Data records for software interfaces:
☆ ☆ ☆ ☆

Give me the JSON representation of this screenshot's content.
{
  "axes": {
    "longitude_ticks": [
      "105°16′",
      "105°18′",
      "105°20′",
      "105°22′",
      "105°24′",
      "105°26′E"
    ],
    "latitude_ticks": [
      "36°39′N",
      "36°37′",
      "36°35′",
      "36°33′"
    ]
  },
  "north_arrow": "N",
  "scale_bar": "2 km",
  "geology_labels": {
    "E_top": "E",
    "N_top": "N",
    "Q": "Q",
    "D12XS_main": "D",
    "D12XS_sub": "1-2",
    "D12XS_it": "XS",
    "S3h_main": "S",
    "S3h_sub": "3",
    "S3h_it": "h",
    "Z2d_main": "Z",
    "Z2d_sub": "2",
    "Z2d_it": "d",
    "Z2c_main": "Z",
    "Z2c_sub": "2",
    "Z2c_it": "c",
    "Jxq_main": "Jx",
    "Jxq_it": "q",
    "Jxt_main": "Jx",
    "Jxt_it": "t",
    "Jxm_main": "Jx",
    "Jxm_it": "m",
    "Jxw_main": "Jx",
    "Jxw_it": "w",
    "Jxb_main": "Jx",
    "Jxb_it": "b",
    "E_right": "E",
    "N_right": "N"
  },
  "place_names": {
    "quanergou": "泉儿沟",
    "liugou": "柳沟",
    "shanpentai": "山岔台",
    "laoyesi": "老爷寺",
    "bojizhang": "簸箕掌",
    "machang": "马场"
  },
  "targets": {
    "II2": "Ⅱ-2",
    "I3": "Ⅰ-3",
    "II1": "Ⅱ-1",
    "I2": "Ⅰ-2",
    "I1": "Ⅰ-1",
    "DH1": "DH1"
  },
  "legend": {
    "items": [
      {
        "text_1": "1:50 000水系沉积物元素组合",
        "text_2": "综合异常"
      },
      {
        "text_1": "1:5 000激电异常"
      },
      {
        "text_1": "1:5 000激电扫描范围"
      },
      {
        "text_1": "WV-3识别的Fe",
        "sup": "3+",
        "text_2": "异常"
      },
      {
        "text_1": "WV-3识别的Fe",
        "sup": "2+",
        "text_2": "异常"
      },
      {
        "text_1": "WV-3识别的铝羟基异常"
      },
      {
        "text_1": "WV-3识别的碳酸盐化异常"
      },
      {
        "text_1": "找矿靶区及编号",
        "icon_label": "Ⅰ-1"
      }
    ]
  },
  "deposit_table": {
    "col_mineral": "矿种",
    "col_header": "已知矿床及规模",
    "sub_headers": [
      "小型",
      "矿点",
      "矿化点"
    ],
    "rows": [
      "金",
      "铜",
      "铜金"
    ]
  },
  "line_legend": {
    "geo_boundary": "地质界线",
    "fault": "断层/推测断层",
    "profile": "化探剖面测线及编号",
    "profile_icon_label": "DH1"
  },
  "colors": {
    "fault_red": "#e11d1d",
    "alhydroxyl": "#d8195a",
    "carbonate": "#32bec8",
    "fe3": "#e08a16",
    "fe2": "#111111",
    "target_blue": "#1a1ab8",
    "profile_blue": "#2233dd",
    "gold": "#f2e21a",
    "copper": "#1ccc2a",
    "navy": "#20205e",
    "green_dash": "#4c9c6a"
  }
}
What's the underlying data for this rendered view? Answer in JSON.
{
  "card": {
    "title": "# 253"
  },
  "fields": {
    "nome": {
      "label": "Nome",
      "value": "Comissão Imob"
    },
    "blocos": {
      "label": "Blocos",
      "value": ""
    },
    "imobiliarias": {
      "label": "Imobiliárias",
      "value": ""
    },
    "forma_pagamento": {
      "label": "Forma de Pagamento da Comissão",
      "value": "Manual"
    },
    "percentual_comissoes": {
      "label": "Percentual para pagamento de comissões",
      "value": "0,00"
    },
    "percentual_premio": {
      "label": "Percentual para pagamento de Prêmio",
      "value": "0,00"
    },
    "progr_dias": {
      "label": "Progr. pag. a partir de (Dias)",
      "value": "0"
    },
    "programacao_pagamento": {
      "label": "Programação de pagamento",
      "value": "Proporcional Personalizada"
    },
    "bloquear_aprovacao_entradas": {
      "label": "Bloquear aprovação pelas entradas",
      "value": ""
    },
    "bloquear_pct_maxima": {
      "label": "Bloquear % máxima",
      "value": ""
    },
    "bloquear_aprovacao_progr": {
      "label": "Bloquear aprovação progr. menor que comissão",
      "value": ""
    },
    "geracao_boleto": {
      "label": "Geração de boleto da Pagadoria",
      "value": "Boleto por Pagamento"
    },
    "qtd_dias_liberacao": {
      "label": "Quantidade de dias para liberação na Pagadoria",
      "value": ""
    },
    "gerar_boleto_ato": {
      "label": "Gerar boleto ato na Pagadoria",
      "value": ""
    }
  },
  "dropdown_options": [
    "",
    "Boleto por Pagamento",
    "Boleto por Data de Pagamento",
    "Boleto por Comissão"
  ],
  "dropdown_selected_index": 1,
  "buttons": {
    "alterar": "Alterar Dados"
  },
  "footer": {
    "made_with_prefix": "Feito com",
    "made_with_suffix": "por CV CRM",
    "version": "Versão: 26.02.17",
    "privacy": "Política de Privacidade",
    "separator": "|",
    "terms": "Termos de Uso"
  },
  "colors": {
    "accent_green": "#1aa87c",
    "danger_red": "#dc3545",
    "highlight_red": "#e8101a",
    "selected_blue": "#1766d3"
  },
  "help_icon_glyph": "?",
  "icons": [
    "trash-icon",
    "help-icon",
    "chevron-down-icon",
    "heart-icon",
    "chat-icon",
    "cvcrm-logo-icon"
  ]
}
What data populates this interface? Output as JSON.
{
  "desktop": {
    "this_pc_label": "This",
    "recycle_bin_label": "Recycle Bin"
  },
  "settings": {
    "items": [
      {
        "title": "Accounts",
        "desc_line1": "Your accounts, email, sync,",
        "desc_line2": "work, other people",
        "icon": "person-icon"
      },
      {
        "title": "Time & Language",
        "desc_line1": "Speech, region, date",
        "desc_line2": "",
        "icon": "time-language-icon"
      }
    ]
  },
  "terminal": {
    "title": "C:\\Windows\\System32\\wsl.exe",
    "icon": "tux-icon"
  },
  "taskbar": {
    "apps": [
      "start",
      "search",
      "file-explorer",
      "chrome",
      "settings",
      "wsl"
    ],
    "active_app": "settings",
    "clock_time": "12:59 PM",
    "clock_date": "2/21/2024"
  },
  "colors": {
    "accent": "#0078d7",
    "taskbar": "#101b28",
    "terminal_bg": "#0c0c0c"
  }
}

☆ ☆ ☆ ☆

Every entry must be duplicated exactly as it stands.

Give me the JSON representation of this screenshot's content.
{
  "axes": {
    "longitude_ticks": [
      "105°16′",
      "105°18′",
      "105°20′",
      "105°22′",
      "105°24′",
      "105°26′E"
    ],
    "latitude_ticks": [
      "36°39′N",
      "36°37′",
      "36°35′",
      "36°33′"
    ]
  },
  "north_arrow": "N",
  "scale_bar": "2 km",
  "geology_labels": {
    "E_top": "E",
    "N_top": "N",
    "Q": "Q",
    "D12XS_main": "D",
    "D12XS_sub": "1-2",
    "D12XS_it": "XS",
    "S3h_main": "S",
    "S3h_sub": "3",
    "S3h_it": "h",
    "Z2d_main": "Z",
    "Z2d_sub": "2",
    "Z2d_it": "d",
    "Z2c_main": "Z",
    "Z2c_sub": "2",
    "Z2c_it": "c",
    "Jxq_main": "Jx",
    "Jxq_it": "q",
    "Jxt_main": "Jx",
    "Jxt_it": "t",
    "Jxm_main": "Jx",
    "Jxm_it": "m",
    "Jxw_main": "Jx",
    "Jxw_it": "w",
    "Jxb_main": "Jx",
    "Jxb_it": "b",
    "E_right": "E",
    "N_right": "N"
  },
  "place_names": {
    "quanergou": "泉儿沟",
    "liugou": "柳沟",
    "shanpentai": "山岔台",
    "laoyesi": "老爷寺",
    "bojizhang": "簸箕掌",
    "machang": "马场"
  },
  "targets": {
    "II2": "Ⅱ-2",
    "I3": "Ⅰ-3",
    "II1": "Ⅱ-1",
    "I2": "Ⅰ-2",
    "I1": "Ⅰ-1",
    "DH1": "DH1"
  },
  "legend": {
    "items": [
      {
        "text_1": "1:50 000水系沉积物元素组合",
        "text_2": "综合异常"
      },
      {
        "text_1": "1:5 000激电异常"
      },
      {
        "text_1": "1:5 000激电扫描范围"
      },
      {
        "text_1": "WV-3识别的Fe",
        "sup": "3+",
        "text_2": "异常"
      },
      {
        "text_1": "WV-3识别的Fe",
        "sup": "2+",
        "text_2": "异常"
      },
      {
        "text_1": "WV-3识别的铝羟基异常"
      },
      {
        "text_1": "WV-3识别的碳酸盐化异常"
      },
      {
        "text_1": "找矿靶区及编号",
        "icon_label": "Ⅰ-1"
      }
    ]
  },
  "deposit_table": {
    "col_mineral": "矿种",
    "col_header": "已知矿床及规模",
    "sub_headers": [
      "小型",
      "矿点",
      "矿化点"
    ],
    "rows": [
      "金",
      "铜",
      "铜金"
    ]
  },
  "line_legend": {
    "geo_boundary": "地质界线",
    "fault": "断层/推测断层",
    "profile": "化探剖面测线及编号",
    "profile_icon_label": "DH1"
  },
  "colors": {
    "fault_red": "#e11d1d",
    "alhydroxyl": "#d8195a",
    "carbonate": "#32bec8",
    "fe3": "#e08a16",
    "fe2": "#111111",
    "target_blue": "#1a1ab8",
    "profile_blue": "#2233dd",
    "gold": "#f2e21a",
    "copper": "#1ccc2a",
    "navy": "#20205e",
    "green_dash": "#4c9c6a"
  }
}
What's the underlying data for this rendered view? Answer in JSON.
{
  "card": {
    "title": "# 253"
  },
  "fields": {
    "nome": {
      "label": "Nome",
      "value": "Comissão Imob"
    },
    "blocos": {
      "label": "Blocos",
      "value": ""
    },
    "imobiliarias": {
      "label": "Imobiliárias",
      "value": ""
    },
    "forma_pagamento": {
      "label": "Forma de Pagamento da Comissão",
      "value": "Manual"
    },
    "percentual_comissoes": {
      "label": "Percentual para pagamento de comissões",
      "value": "0,00"
    },
    "percentual_premio": {
      "label": "Percentual para pagamento de Prêmio",
      "value": "0,00"
    },
    "progr_dias": {
      "label": "Progr. pag. a partir de (Dias)",
      "value": "0"
    },
    "programacao_pagamento": {
      "label": "Programação de pagamento",
      "value": "Proporcional Personalizada"
    },
    "bloquear_aprovacao_entradas": {
      "label": "Bloquear aprovação pelas entradas",
      "value": ""
    },
    "bloquear_pct_maxima": {
      "label": "Bloquear % máxima",
      "value": ""
    },
    "bloquear_aprovacao_progr": {
      "label": "Bloquear aprovação progr. menor que comissão",
      "value": ""
    },
    "geracao_boleto": {
      "label": "Geração de boleto da Pagadoria",
      "value": "Boleto por Pagamento"
    },
    "qtd_dias_liberacao": {
      "label": "Quantidade de dias para liberação na Pagadoria",
      "value": ""
    },
    "gerar_boleto_ato": {
      "label": "Gerar boleto ato na Pagadoria",
      "value": ""
    }
  },
  "dropdown_options": [
    "",
    "Boleto por Pagamento",
    "Boleto por Data de Pagamento",
    "Boleto por Comissão"
  ],
  "dropdown_selected_index": 1,
  "buttons": {
    "alterar": "Alterar Dados"
  },
  "footer": {
    "made_with_prefix": "Feito com",
    "made_with_suffix": "por CV CRM",
    "version": "Versão: 26.02.17",
    "privacy": "Política de Privacidade",
    "separator": "|",
    "terms": "Termos de Uso"
  },
  "colors": {
    "accent_green": "#1aa87c",
    "danger_red": "#dc3545",
    "highlight_red": "#e8101a",
    "selected_blue": "#1766d3"
  },
  "help_icon_glyph": "?",
  "icons": [
    "trash-icon",
    "help-icon",
    "chevron-down-icon",
    "heart-icon",
    "chat-icon",
    "cvcrm-logo-icon"
  ]
}
What data populates this interface? Output as JSON.
{
  "desktop": {
    "this_pc_label": "This",
    "recycle_bin_label": "Recycle Bin"
  },
  "settings": {
    "items": [
      {
        "title": "Accounts",
        "desc_line1": "Your accounts, email, sync,",
        "desc_line2": "work, other people",
        "icon": "person-icon"
      },
      {
        "title": "Time & Language",
        "desc_line1": "Speech, region, date",
        "desc_line2": "",
        "icon": "time-language-icon"
      }
    ]
  },
  "terminal": {
    "title": "C:\\Windows\\System32\\wsl.exe",
    "icon": "tux-icon"
  },
  "taskbar": {
    "apps": [
      "start",
      "search",
      "file-explorer",
      "chrome",
      "settings",
      "wsl"
    ],
    "active_app": "settings",
    "clock_time": "12:59 PM",
    "clock_date": "2/21/2024"
  },
  "colors": {
    "accent": "#0078d7",
    "taskbar": "#101b28",
    "terminal_bg": "#0c0c0c"
  }
}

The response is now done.